1. Dreschel (May 31, 2007). Another shot at NHL team for Hamilton. The Hamilton Spectator.
Thursday, May 24, 2007
It looks like Balsillie and the owner of the Nashville Predators have come to an agreement on the sale of the franchise, pending league approval. I wonder if the league will stipulate that the team needs to remain in Nashville as a condition of the sale (like they did with the Penguins).
I'm not getting excited about this latest development for several reasons.
1. NHL's persistent dislike of Hamilton.
2. Apparently, the idea that Hamilton is right in between the Buffalo and Toronto markets, whereas Kitchener-Waterloo is not, has been in recent headlines. Does this make sense to anyone? K-W isn't that much further out, are they?
3. Hamilton City Hall does not seem to be as excited about bringing an NHL team to Hamilton as they were during the Morrow years. I really do hope that if this deal goes through we get our best people involved to make relocating a team to Hamilton as desirable as possible. This might be our last real chance.

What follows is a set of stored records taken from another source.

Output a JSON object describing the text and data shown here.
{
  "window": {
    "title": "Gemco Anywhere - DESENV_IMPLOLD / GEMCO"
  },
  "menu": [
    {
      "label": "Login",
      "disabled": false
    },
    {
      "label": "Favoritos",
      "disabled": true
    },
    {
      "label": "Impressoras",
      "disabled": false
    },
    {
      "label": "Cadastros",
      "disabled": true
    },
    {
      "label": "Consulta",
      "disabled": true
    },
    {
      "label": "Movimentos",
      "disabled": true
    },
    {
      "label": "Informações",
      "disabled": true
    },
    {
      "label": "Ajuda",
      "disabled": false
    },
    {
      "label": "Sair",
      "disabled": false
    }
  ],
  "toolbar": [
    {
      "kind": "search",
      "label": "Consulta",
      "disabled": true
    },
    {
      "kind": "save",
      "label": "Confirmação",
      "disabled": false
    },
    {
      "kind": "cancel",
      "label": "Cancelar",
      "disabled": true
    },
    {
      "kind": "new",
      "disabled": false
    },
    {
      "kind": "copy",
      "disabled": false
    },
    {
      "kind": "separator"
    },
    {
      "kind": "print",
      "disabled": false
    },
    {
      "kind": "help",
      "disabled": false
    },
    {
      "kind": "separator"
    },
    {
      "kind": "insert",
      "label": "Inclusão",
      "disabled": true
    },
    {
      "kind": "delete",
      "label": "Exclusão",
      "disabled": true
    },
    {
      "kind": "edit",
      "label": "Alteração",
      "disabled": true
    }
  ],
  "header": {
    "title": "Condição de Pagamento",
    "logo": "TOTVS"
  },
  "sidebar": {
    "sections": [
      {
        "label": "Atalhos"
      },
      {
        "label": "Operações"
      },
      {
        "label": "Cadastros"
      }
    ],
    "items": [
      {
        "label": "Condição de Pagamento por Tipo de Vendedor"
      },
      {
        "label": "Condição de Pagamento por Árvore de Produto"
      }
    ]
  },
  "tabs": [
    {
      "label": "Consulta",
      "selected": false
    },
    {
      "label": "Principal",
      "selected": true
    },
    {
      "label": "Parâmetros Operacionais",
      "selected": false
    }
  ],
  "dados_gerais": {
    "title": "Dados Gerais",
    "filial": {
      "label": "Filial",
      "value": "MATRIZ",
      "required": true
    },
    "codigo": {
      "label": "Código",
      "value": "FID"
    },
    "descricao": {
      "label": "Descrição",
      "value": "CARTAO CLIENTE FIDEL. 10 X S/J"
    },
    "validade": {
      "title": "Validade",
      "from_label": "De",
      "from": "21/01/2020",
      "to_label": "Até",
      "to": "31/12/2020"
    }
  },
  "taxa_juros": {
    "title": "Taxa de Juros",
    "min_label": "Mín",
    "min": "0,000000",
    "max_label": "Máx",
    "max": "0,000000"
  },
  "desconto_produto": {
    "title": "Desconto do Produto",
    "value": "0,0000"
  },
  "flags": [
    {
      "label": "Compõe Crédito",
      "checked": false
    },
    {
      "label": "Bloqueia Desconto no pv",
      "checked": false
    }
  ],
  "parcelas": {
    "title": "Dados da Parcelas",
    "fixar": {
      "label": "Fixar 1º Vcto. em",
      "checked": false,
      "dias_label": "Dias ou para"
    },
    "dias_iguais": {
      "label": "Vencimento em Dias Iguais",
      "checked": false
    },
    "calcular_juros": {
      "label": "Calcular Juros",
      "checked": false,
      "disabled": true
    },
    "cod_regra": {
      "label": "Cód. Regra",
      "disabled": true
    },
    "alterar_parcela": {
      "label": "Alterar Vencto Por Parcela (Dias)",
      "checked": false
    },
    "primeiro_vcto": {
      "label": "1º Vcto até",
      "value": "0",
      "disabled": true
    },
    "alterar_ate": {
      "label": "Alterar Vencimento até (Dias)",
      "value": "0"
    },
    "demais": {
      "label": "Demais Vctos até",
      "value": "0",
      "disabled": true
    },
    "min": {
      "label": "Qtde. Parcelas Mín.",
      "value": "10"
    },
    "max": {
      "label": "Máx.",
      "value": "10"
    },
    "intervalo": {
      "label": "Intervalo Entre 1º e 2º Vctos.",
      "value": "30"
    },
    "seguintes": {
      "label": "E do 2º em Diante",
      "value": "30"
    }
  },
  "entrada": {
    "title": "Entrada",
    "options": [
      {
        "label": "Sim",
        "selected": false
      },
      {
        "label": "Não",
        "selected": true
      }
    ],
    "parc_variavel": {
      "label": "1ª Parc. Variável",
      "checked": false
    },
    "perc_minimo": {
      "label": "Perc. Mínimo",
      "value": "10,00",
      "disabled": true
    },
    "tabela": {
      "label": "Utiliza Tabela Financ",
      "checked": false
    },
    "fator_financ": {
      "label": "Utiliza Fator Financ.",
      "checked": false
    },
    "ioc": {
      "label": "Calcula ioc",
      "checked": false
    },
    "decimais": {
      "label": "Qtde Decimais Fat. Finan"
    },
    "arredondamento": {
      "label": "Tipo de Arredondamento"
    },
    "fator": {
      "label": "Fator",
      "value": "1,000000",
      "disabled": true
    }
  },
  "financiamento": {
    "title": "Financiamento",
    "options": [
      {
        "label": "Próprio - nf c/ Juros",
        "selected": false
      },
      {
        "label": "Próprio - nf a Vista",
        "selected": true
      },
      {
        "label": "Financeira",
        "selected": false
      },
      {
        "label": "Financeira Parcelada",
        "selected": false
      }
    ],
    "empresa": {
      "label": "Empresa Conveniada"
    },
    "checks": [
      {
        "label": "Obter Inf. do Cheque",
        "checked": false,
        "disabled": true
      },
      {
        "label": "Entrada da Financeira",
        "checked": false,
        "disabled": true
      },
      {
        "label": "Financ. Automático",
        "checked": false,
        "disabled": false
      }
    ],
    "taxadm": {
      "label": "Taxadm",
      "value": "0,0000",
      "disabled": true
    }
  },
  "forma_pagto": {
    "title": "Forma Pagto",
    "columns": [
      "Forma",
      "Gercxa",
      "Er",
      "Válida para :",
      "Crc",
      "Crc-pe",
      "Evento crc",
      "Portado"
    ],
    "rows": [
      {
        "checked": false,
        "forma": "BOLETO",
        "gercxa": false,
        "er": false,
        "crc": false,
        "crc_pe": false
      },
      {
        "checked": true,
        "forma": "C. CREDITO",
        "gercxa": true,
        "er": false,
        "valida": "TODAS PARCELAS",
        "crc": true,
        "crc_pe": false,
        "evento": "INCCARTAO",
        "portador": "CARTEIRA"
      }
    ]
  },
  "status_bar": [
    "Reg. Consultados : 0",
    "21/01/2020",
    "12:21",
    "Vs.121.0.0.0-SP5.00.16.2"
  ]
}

4. There is a real threat that instead of Hamilton, Balsillie will move the team to K-W. I hope Balsillie is sensitive to NHL history and knows that it would be easy to resurrect the Hamilton Tigers and build a hockey culture around such a club.
If Balsillie moves a team to Kitchener-Waterloo, the NHL will lose a fan for life because that would eliminate any chance of Hamilton getting a team.
Having said all that, there are a few reasons why there might be a glint of hope.
1. Keeping the team in Nashville would be a losing enterprise. It's been losing money for 10 years, and Balsillie isn't the type of person who loses money.
2. Balsillie seems very keen on getting a team, any team. I doubt he would want his NHL legacy to be in Nashville. Of all the places he could have located RIM, he picked Southern Ontario.
3. He's a savvy business man--Hamilton would be the optimal place for business. Not only does Hamilton have the history, they are optimally located to reach out to the most fans (Hamilton is the heart of the Golden Horseshoe, Canada's most populous region).
4. Hamilton's downtown is experiencing a renaissance. Bringing an NHL team to the core would facilitate this process, making Balsillie's legacy more than just about hockey.
5. People in Nashville do not seem to care that the team might leave. In fact, many people are hoping relocation is in the plans.
6. Balsillie's wife is from Hamilton. Would give them a great opportunity to visit family (or keep his wife occupied while he enjoys Hamilton Tigers Hockey).
Ok, so maybe I am getting a little excited.